# What is needed:
Print the data below again in full, exactly as it stands, with no images.

Data below:

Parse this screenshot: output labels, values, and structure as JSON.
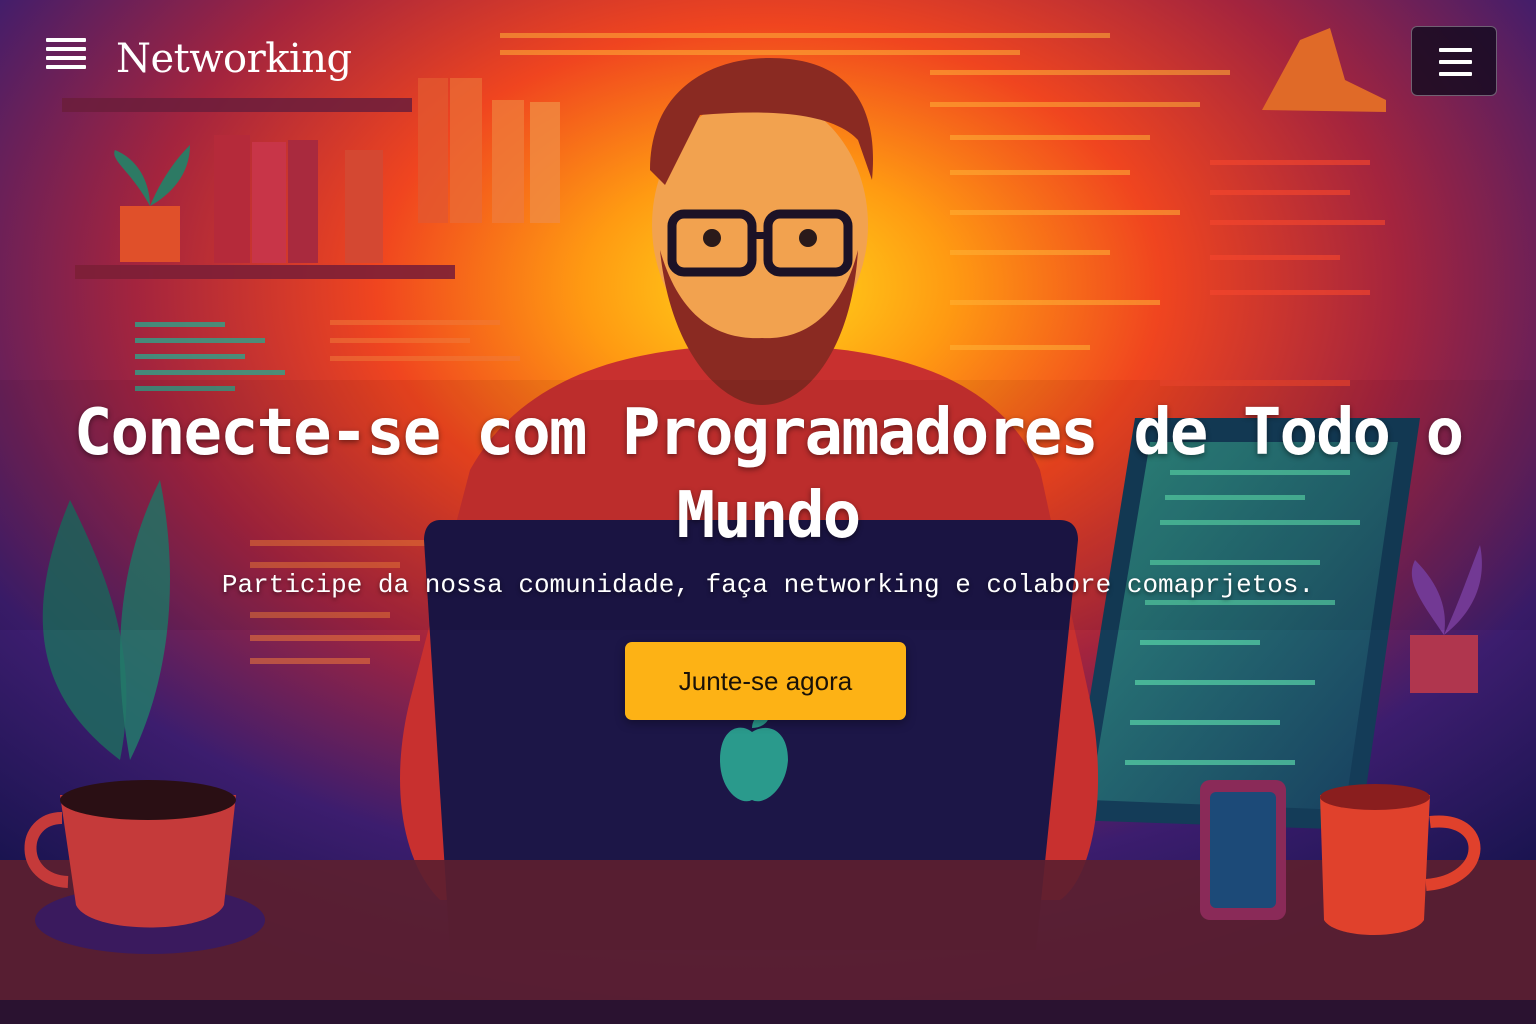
{
  "header": {
    "logo_icon": "list-lines-icon",
    "brand_name": "Networking",
    "menu_icon": "hamburger-menu-icon"
  },
  "hero": {
    "title": "Conecte-se com Programadores de Todo o Mundo",
    "subtitle": "Participe da nossa comunidade, faça networking e colabore comaprjetos.",
    "cta_label": "Junte-se agora"
  },
  "colors": {
    "cta_background": "#fdb215",
    "glow_center": "#ffd21c",
    "background_dark": "#1b1450",
    "text": "#ffffff"
  }
}
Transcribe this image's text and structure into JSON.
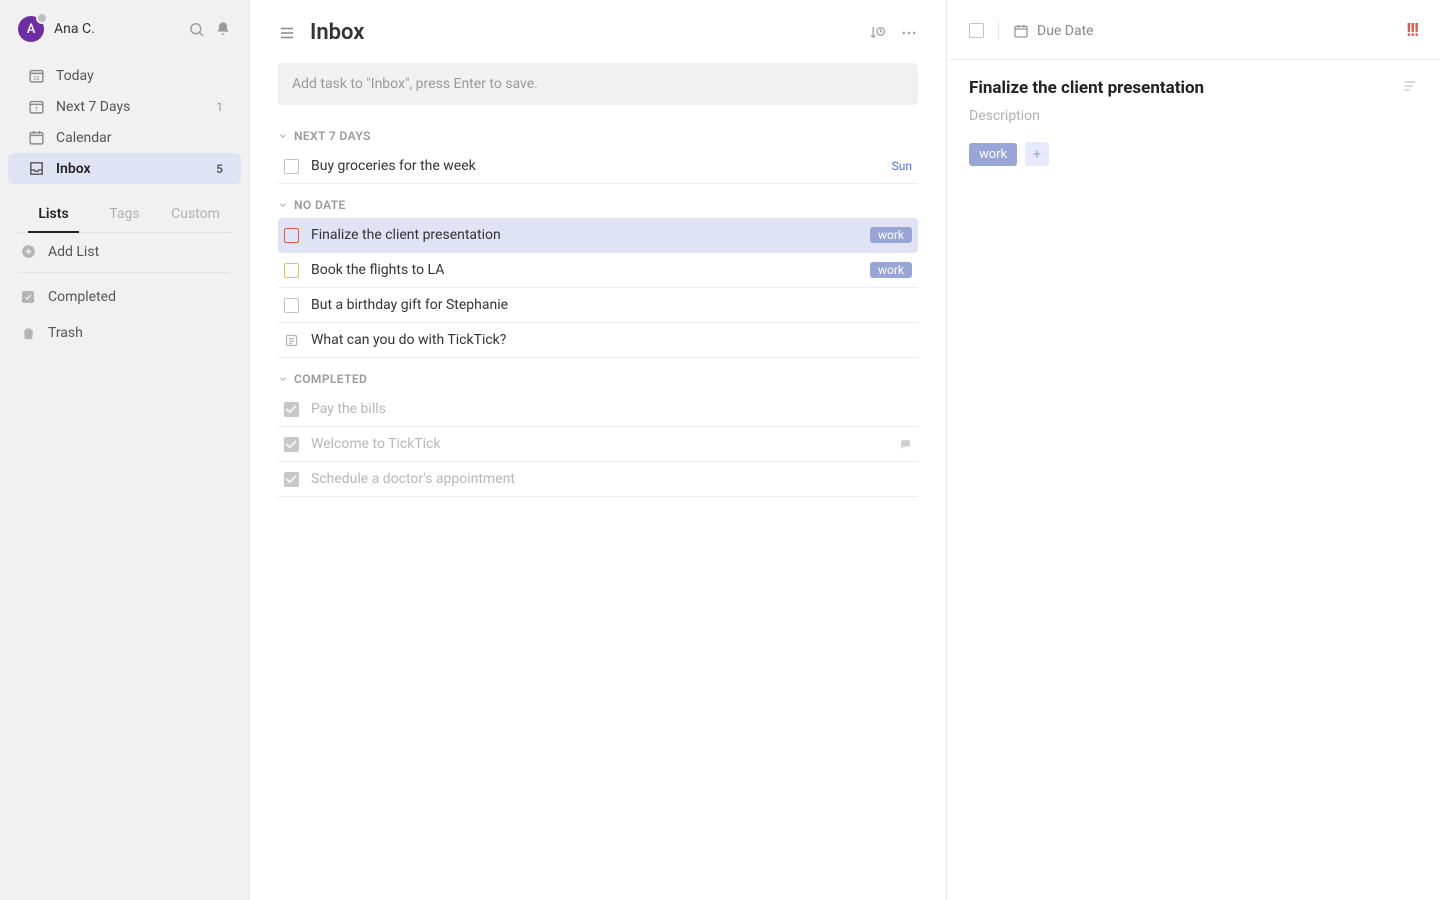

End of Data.

# Answer space:
Parse this screenshot: output labels, values, and structure as JSON.
{
  "header": {
    "logo_icon": "list-lines-icon",
    "brand_name": "Networking",
    "menu_icon": "hamburger-menu-icon"
  },
  "hero": {
    "title": "Conecte-se com Programadores de Todo o Mundo",
    "subtitle": "Participe da nossa comunidade, faça networking e colabore comaprjetos.",
    "cta_label": "Junte-se agora"
  },
  "colors": {
    "cta_background": "#fdb215",
    "glow_center": "#ffd21c",
    "background_dark": "#1b1450",
    "text": "#ffffff"
  }
}
Transcribe this image's text and structure into JSON.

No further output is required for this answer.